Records from a dataset:

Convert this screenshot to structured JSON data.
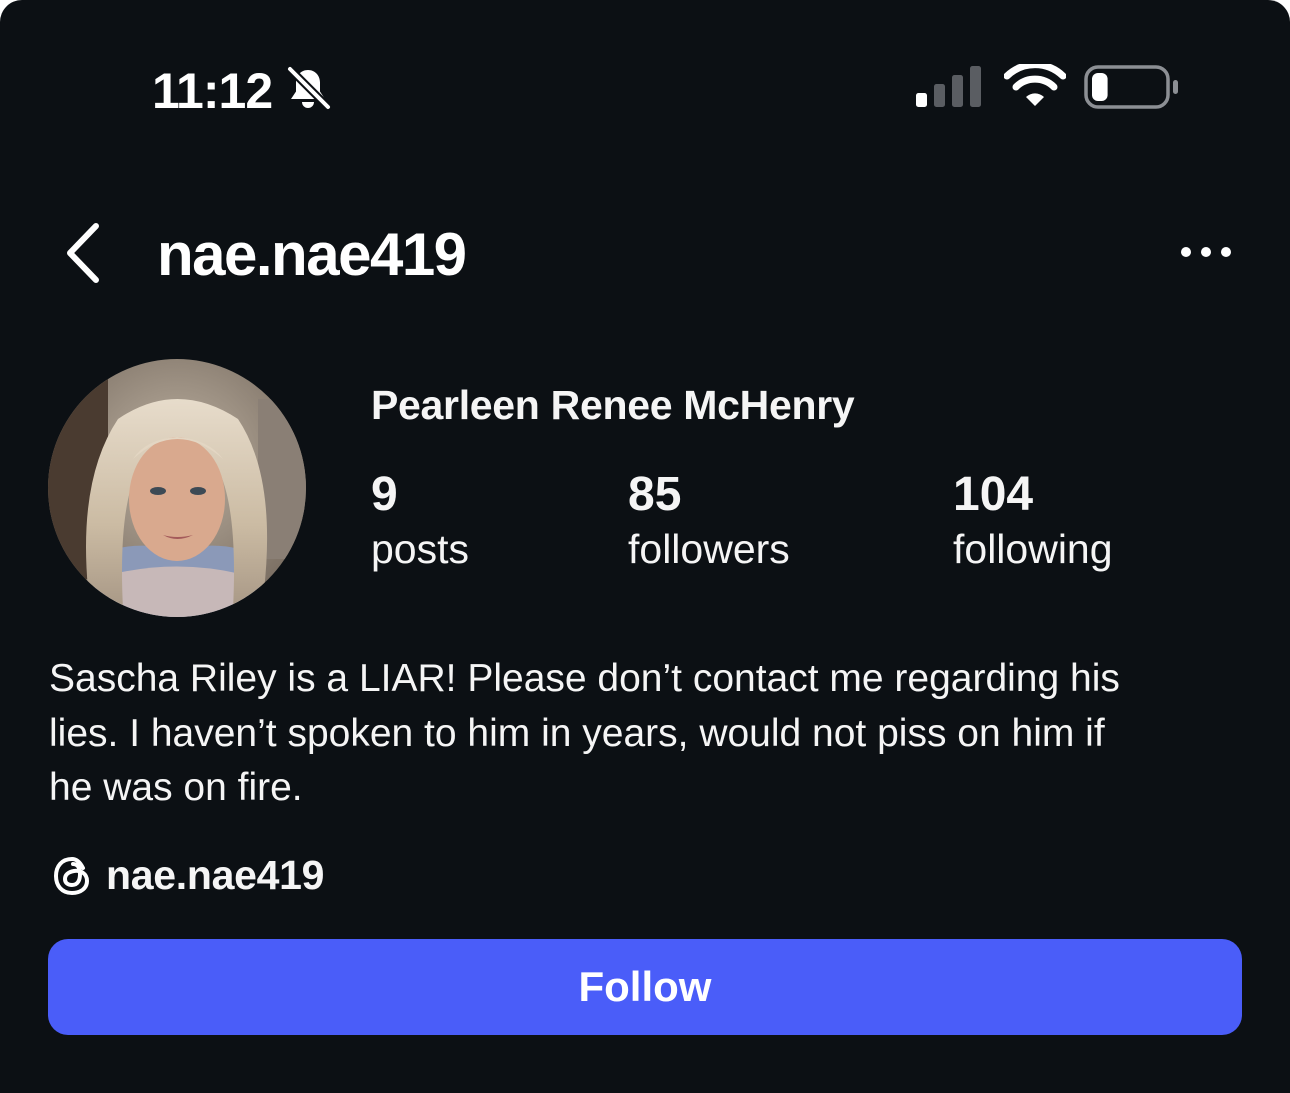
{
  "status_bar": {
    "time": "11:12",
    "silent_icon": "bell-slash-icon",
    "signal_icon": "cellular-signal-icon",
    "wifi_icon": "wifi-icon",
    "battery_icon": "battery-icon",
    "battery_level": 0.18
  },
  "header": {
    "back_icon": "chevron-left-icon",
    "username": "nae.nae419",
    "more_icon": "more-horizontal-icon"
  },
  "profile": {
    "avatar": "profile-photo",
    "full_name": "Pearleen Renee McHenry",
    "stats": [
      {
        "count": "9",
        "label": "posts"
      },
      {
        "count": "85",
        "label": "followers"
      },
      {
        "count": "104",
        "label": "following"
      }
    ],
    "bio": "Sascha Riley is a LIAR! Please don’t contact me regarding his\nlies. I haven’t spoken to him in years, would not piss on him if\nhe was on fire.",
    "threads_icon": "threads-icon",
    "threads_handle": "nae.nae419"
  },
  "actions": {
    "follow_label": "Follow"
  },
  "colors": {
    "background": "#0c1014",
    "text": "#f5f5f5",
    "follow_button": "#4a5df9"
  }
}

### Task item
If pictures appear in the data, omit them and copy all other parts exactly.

### Answer for this exercise
Convert this screenshot to structured JSON data.
{
  "status_bar": {
    "time": "11:12",
    "silent_icon": "bell-slash-icon",
    "signal_icon": "cellular-signal-icon",
    "wifi_icon": "wifi-icon",
    "battery_icon": "battery-icon",
    "battery_level": 0.18
  },
  "header": {
    "back_icon": "chevron-left-icon",
    "username": "nae.nae419",
    "more_icon": "more-horizontal-icon"
  },
  "profile": {
    "avatar": "profile-photo",
    "full_name": "Pearleen Renee McHenry",
    "stats": [
      {
        "count": "9",
        "label": "posts"
      },
      {
        "count": "85",
        "label": "followers"
      },
      {
        "count": "104",
        "label": "following"
      }
    ],
    "bio": "Sascha Riley is a LIAR! Please don’t contact me regarding his\nlies. I haven’t spoken to him in years, would not piss on him if\nhe was on fire.",
    "threads_icon": "threads-icon",
    "threads_handle": "nae.nae419"
  },
  "actions": {
    "follow_label": "Follow"
  },
  "colors": {
    "background": "#0c1014",
    "text": "#f5f5f5",
    "follow_button": "#4a5df9"
  }
}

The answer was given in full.